= ASSIGNMENT =
Nothing is to be left out; print all the entries exactly.

= Dataset rows for apps and sites =
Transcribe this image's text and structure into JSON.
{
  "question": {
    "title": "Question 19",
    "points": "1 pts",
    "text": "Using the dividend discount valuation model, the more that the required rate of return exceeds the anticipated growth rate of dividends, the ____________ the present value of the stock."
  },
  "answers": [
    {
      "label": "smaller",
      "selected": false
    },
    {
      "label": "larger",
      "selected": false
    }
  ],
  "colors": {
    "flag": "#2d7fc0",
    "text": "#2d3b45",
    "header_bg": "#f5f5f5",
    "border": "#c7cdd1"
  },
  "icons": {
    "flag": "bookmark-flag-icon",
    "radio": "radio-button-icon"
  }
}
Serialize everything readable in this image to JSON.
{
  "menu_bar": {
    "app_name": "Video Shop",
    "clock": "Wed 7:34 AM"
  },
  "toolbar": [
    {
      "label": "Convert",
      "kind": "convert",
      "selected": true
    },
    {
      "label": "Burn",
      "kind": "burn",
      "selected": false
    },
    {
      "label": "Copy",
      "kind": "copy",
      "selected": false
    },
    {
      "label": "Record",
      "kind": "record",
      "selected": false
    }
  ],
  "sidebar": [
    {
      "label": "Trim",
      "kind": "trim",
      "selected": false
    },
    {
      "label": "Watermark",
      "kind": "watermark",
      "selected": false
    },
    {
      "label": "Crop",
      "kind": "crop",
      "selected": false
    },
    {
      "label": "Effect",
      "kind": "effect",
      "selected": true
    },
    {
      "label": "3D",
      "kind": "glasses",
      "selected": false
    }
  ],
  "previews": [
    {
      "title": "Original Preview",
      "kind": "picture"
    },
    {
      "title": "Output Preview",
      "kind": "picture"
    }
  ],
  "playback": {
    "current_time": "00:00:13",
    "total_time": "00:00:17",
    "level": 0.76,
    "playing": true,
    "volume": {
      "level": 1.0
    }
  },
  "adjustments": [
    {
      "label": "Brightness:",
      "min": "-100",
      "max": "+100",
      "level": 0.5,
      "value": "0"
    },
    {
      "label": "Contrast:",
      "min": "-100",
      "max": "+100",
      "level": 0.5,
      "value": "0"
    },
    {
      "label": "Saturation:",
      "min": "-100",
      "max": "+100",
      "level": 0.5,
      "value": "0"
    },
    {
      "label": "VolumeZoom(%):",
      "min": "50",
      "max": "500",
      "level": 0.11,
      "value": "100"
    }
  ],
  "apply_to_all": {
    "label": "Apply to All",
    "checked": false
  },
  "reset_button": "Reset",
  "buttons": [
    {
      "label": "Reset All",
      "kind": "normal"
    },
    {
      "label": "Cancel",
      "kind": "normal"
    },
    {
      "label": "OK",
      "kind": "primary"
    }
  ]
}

= THE ANSWER =
Transcribe this image's text and structure into JSON.
{
  "question": {
    "title": "Question 19",
    "points": "1 pts",
    "text": "Using the dividend discount valuation model, the more that the required rate of return exceeds the anticipated growth rate of dividends, the ____________ the present value of the stock."
  },
  "answers": [
    {
      "label": "smaller",
      "selected": false
    },
    {
      "label": "larger",
      "selected": false
    }
  ],
  "colors": {
    "flag": "#2d7fc0",
    "text": "#2d3b45",
    "header_bg": "#f5f5f5",
    "border": "#c7cdd1"
  },
  "icons": {
    "flag": "bookmark-flag-icon",
    "radio": "radio-button-icon"
  }
}
Serialize everything readable in this image to JSON.
{
  "menu_bar": {
    "app_name": "Video Shop",
    "clock": "Wed 7:34 AM"
  },
  "toolbar": [
    {
      "label": "Convert",
      "kind": "convert",
      "selected": true
    },
    {
      "label": "Burn",
      "kind": "burn",
      "selected": false
    },
    {
      "label": "Copy",
      "kind": "copy",
      "selected": false
    },
    {
      "label": "Record",
      "kind": "record",
      "selected": false
    }
  ],
  "sidebar": [
    {
      "label": "Trim",
      "kind": "trim",
      "selected": false
    },
    {
      "label": "Watermark",
      "kind": "watermark",
      "selected": false
    },
    {
      "label": "Crop",
      "kind": "crop",
      "selected": false
    },
    {
      "label": "Effect",
      "kind": "effect",
      "selected": true
    },
    {
      "label": "3D",
      "kind": "glasses",
      "selected": false
    }
  ],
  "previews": [
    {
      "title": "Original Preview",
      "kind": "picture"
    },
    {
      "title": "Output Preview",
      "kind": "picture"
    }
  ],
  "playback": {
    "current_time": "00:00:13",
    "total_time": "00:00:17",
    "level": 0.76,
    "playing": true,
    "volume": {
      "level": 1.0
    }
  },
  "adjustments": [
    {
      "label": "Brightness:",
      "min": "-100",
      "max": "+100",
      "level": 0.5,
      "value": "0"
    },
    {
      "label": "Contrast:",
      "min": "-100",
      "max": "+100",
      "level": 0.5,
      "value": "0"
    },
    {
      "label": "Saturation:",
      "min": "-100",
      "max": "+100",
      "level": 0.5,
      "value": "0"
    },
    {
      "label": "VolumeZoom(%):",
      "min": "50",
      "max": "500",
      "level": 0.11,
      "value": "100"
    }
  ],
  "apply_to_all": {
    "label": "Apply to All",
    "checked": false
  },
  "reset_button": "Reset",
  "buttons": [
    {
      "label": "Reset All",
      "kind": "normal"
    },
    {
      "label": "Cancel",
      "kind": "normal"
    },
    {
      "label": "OK",
      "kind": "primary"
    }
  ]
}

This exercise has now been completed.